What look like high speed vapor trails or curving tracer shells weaving through crisp modernist architectural space are the subjects of recent paintings by Yoon Lee at Pierogi. Lee’s approach is yet another take on computer-assisted work with a subversive twist. On my initial viewing at the opening, I was faced with what appeared to be huge photo-silkscreened images. Though more textural, and with a considerable overlaying of paint, their facture on PVC board gave every indication that these pictures were produced in some massive commercial print shop with the latest in high-tech digital imaging. Obviously a lot of thought and effort was expended to create this “machine-made” quality. When I came up with the idea of writing a piece about art by machines for machines, I Googled Lee and skimmed some reviews. I gleaned that her pieces are actually produced by hand, using a squirt bottle and other mysterious techniques to paint a composite of scanned images. A second viewing in an uncrowded gallery was enlightening, as was an as yet unpublished catalog interview by Joe Amrhein and Susan Swenson. Lee refers to as her reliance on “digital interfacing” and its ability to introduce the illusion of speed into her forms. An echo of Warhol’s “I want to be like a machine” no doubt plays a part in justifying the tedious replication of Benday dots, massed and haloed forms, and other telltale signifiers of photo and commercial computer graphic techniques.

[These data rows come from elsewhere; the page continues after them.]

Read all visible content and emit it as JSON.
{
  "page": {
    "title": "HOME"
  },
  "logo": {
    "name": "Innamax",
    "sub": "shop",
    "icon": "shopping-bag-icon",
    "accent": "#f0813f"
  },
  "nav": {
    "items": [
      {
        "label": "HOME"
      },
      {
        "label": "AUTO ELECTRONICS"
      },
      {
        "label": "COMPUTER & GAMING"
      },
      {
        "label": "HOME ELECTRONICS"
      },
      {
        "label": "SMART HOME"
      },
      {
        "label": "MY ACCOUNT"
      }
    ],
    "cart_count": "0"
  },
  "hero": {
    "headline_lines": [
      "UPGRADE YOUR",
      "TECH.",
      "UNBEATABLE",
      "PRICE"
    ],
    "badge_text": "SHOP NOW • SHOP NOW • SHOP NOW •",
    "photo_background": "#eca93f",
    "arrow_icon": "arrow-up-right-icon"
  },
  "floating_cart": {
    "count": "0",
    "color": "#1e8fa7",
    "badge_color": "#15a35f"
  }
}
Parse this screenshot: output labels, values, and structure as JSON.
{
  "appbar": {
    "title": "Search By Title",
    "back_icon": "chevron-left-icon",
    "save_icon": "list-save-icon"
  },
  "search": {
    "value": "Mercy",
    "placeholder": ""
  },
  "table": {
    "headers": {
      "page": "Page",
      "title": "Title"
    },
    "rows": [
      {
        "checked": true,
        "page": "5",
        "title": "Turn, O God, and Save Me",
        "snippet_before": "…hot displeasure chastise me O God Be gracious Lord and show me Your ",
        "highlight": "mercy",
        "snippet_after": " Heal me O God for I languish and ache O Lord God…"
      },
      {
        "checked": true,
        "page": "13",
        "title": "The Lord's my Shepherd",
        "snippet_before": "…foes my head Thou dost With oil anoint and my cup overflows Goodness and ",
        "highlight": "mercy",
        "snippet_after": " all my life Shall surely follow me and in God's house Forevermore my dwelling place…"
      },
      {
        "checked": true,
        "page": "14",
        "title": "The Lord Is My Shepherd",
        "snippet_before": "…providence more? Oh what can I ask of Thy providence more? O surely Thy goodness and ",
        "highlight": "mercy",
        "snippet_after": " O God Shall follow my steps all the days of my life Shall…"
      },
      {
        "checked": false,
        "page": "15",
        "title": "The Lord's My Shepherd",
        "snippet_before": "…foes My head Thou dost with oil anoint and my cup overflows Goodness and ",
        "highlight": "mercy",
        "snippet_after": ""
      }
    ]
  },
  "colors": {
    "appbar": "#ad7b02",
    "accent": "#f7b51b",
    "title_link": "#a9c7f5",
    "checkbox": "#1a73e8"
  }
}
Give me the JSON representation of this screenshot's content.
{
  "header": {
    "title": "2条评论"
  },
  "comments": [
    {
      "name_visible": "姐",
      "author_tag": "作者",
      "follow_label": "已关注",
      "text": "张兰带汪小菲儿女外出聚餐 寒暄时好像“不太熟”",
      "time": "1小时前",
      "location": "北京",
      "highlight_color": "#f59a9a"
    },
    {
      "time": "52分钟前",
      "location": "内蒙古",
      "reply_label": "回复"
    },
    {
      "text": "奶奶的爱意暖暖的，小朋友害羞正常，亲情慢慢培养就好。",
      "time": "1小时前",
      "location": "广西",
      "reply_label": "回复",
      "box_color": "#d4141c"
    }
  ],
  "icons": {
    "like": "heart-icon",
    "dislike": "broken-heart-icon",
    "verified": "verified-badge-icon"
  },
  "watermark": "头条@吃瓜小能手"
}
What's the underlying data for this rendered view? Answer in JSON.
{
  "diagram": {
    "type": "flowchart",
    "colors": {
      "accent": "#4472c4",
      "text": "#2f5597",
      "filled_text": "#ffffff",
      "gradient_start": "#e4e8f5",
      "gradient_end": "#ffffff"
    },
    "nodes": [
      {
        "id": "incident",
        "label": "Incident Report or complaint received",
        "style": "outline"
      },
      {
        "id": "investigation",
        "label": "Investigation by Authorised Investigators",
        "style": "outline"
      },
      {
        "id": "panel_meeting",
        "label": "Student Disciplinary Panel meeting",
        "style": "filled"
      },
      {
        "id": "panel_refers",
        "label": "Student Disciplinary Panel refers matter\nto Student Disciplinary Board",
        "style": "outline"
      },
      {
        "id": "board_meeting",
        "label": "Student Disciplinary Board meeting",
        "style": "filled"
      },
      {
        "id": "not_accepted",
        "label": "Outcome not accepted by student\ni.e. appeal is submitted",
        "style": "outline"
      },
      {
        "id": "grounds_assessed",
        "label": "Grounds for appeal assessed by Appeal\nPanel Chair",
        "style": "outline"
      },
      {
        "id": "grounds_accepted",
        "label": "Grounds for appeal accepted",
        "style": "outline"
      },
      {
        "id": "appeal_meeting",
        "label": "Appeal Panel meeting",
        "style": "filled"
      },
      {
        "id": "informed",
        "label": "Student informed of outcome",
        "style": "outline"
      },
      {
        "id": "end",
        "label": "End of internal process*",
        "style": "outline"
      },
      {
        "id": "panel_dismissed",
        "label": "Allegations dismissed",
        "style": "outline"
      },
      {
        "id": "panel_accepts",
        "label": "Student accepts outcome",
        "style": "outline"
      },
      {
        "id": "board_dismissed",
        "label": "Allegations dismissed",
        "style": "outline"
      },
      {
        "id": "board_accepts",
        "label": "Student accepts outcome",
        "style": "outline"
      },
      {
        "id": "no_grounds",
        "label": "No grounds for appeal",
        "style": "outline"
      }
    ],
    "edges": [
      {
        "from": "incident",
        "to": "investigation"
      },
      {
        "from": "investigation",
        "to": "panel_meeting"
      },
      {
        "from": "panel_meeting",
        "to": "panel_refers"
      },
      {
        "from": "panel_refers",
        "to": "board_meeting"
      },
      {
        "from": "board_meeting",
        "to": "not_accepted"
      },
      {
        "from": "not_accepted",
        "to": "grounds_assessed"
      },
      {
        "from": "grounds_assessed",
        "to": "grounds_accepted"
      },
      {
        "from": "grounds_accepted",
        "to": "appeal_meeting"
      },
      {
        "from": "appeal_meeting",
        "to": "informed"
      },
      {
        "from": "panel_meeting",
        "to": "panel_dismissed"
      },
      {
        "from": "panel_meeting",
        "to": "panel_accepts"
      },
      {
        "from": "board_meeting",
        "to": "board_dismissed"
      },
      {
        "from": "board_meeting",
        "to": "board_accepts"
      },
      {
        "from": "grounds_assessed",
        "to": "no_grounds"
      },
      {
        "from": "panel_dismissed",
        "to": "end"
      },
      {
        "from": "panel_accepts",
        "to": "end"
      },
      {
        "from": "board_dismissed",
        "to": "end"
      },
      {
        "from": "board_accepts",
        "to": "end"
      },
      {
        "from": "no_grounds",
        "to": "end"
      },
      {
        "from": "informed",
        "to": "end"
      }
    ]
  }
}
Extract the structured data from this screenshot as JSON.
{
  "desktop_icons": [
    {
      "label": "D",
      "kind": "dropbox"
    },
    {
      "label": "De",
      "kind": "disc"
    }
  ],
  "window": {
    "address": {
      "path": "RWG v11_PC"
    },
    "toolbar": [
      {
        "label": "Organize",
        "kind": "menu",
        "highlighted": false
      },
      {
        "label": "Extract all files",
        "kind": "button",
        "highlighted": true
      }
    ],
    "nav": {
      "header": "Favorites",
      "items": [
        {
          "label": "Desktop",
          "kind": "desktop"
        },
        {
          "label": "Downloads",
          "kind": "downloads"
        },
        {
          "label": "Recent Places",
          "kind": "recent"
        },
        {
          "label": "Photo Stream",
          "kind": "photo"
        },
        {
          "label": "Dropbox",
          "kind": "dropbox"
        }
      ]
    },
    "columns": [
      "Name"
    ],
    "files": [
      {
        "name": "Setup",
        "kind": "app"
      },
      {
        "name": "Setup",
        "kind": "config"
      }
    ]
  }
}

At seven by twenty feet, “JFK” (2008) fills the entire back wall of the gallery, its swooping, abstract vector lines lacing through a realistically painted wall of windows, reading like the afterimages of the blastoff a superhero or some intergalactic speedball from a computer game or an animated feature. Broad fingers of yellow green paint taper precipitously from the right margin toward a left-center vanishing point. Other trails arc through the central space like the rings of Saturn, dissipating into screens of dotted mist. Strangely, it’s impossible to tell whether the implied momentum is approaching or receding. Punctuating the foreground are small abstract silhouettes, many in unnamable tones of pinkish grays or beige that could be figures or signage in a parking lot.
“Untitled, 2008” is the only vertical painting. Again, swirling bands of protoplasm seem to emanate from just over the central horizon. These have a more organic feel and present a more persuasive pun on the image of paint slinging. Lee’s colors are muted, with swirls in ochre, black, and powder blue. There’s a sense of explosive energy and velocity, like an attack by military jets: by the time you seem them coming, it’s too late. Imagistically, they relate to Pop Abstraction in their knowing use of mass media graphics and slick, crisp finish. That Lee is able to fake this kind of mechanical precision and also use a variety of transparent and opaque colors is impressive. Despite the “digital interfacing,” her imitation machine-making bespeaks a technical prowess that subverts the premise with a painstaking, hand-wrought style. Computers may not yet rule the world, but they make up an ever-larger part of the artist’s toolbox. Maybe this is just a fad, a new toy to explore, or perhaps unknowingly, artists have already become their tools.
JAMES KALM has written extensively on the Brooklyn art scene. In 2006 he began posting video reviews of local art exhibitions at his two YouTube channels that have generated over six million views.